In Thondimuthalum Driksakshiyum, a Malayalam film, directed by Dileesh Pothan, a newly married couple travel in a bus in North Kerala. The heroine’s chain is snatched by a thief, the protagonist of the film, played by Fahad Fazil. The thief is caught, but the chain is missing. The bus-load of passengers arrive at the police station to handover the suspect to the police. This is where most films ended in the past. The criminal is caught and law would take its course and the audience could go home satisfied that justice has prevailed.
However, this film is made in 2017. It takes us into the bizarre world of a small rural Police station, bumbling, fumbling ageing policemen, the duplicity and ethical dilemma of the law enforcer, the struggle of an ordinary citizen hoping for justice and the casual indifference of the criminal. The judiciary is totally absent in this crime saga. The role of judges handing over death sentences seems passé, in the era of encounter killings.
Out of the darkened theatre, into the glaring Kerala sun another saga is playing out on TV. Audiences are riveted to the real life sleaze and crime drama in which TRPs are zooming for the news channels.

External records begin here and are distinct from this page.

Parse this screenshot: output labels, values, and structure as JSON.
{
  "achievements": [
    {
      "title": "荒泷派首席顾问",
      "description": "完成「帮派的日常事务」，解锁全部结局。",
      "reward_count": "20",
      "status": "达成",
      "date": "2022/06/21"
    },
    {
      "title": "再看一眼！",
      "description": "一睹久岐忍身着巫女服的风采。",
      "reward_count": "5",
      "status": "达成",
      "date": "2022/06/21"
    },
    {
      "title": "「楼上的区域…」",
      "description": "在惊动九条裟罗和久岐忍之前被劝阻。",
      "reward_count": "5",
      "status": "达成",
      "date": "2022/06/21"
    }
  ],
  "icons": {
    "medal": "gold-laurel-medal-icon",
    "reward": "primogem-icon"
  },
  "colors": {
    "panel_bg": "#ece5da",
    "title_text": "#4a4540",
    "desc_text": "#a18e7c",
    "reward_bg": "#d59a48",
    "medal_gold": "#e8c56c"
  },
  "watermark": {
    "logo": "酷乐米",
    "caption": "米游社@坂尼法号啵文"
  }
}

Dileep, a leading actor of Malayalam cinema, has been arrested for allegedly organising the abduction and assault of an actress. The actress had apparently squealed on Dileep having an affair with another actress to his then wife. The infuriated actor is alleged to have hatched a conspiracy and a Quotation was allegedly paid for a crime to be committed four years later.
This was a crime not against some yellow journalist or some poor black buck. It was a crime against a woman on the busy street of Kochi, in India’s most literate state.
The Chief Minister of Kerala and the film industry who had asked for a media closure of the case, have done a U-turn and called for his conviction. The television anchors have passed judgement, Dileep has been sentenced on prime time, booed in public and his restaurants attacked but will the evidence hold in court?
Will Dileep be acquitted? Will he resurface and become the superstar again or will he suffer the fate of M K Thyagaraja Bagavathar? Only time will tell. Whatever his legal team does, he better get hold of some political party and give himself a white wash to change his image. For even in our morally agnostic times, the hero of the silver screen is always the ones who saves the woman and the oppressed from the evil and powerful forces.